=== Your objective ===
Nothing in the data should be left out or altered when it is retyped.

=== Listed records ===
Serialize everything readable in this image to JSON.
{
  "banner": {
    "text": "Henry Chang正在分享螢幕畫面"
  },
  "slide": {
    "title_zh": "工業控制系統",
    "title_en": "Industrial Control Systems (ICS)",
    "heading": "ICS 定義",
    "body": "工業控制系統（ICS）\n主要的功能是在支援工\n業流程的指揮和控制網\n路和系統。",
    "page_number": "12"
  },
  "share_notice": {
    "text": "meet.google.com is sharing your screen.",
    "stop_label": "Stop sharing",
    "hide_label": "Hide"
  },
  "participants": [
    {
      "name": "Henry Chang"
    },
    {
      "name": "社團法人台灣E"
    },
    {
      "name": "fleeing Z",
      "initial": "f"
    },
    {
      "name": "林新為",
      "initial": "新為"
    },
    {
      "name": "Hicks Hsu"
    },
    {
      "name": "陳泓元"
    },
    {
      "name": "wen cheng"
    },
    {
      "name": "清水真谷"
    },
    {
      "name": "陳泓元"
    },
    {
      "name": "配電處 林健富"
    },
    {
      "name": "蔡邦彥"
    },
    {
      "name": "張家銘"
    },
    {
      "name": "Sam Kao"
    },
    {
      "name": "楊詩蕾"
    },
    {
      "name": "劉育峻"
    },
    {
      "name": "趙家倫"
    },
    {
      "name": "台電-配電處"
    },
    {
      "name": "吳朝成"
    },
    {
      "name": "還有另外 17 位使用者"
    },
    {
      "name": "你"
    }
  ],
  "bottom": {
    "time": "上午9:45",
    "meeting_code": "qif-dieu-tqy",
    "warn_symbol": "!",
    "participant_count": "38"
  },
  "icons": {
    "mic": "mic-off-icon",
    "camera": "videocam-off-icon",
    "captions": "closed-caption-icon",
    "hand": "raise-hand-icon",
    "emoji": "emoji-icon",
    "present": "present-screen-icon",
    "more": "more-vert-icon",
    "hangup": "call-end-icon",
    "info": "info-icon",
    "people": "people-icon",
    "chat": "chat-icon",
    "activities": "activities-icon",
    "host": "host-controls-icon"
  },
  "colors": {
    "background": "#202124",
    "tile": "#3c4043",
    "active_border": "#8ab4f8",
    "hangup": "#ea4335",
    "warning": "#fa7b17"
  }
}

=== Exercise output ===
Serialize everything readable in this image to JSON.
{
  "banner": {
    "text": "Henry Chang正在分享螢幕畫面"
  },
  "slide": {
    "title_zh": "工業控制系統",
    "title_en": "Industrial Control Systems (ICS)",
    "heading": "ICS 定義",
    "body": "工業控制系統（ICS）\n主要的功能是在支援工\n業流程的指揮和控制網\n路和系統。",
    "page_number": "12"
  },
  "share_notice": {
    "text": "meet.google.com is sharing your screen.",
    "stop_label": "Stop sharing",
    "hide_label": "Hide"
  },
  "participants": [
    {
      "name": "Henry Chang"
    },
    {
      "name": "社團法人台灣E"
    },
    {
      "name": "fleeing Z",
      "initial": "f"
    },
    {
      "name": "林新為",
      "initial": "新為"
    },
    {
      "name": "Hicks Hsu"
    },
    {
      "name": "陳泓元"
    },
    {
      "name": "wen cheng"
    },
    {
      "name": "清水真谷"
    },
    {
      "name": "陳泓元"
    },
    {
      "name": "配電處 林健富"
    },
    {
      "name": "蔡邦彥"
    },
    {
      "name": "張家銘"
    },
    {
      "name": "Sam Kao"
    },
    {
      "name": "楊詩蕾"
    },
    {
      "name": "劉育峻"
    },
    {
      "name": "趙家倫"
    },
    {
      "name": "台電-配電處"
    },
    {
      "name": "吳朝成"
    },
    {
      "name": "還有另外 17 位使用者"
    },
    {
      "name": "你"
    }
  ],
  "bottom": {
    "time": "上午9:45",
    "meeting_code": "qif-dieu-tqy",
    "warn_symbol": "!",
    "participant_count": "38"
  },
  "icons": {
    "mic": "mic-off-icon",
    "camera": "videocam-off-icon",
    "captions": "closed-caption-icon",
    "hand": "raise-hand-icon",
    "emoji": "emoji-icon",
    "present": "present-screen-icon",
    "more": "more-vert-icon",
    "hangup": "call-end-icon",
    "info": "info-icon",
    "people": "people-icon",
    "chat": "chat-icon",
    "activities": "activities-icon",
    "host": "host-controls-icon"
  },
  "colors": {
    "background": "#202124",
    "tile": "#3c4043",
    "active_border": "#8ab4f8",
    "hangup": "#ea4335",
    "warning": "#fa7b17"
  }
}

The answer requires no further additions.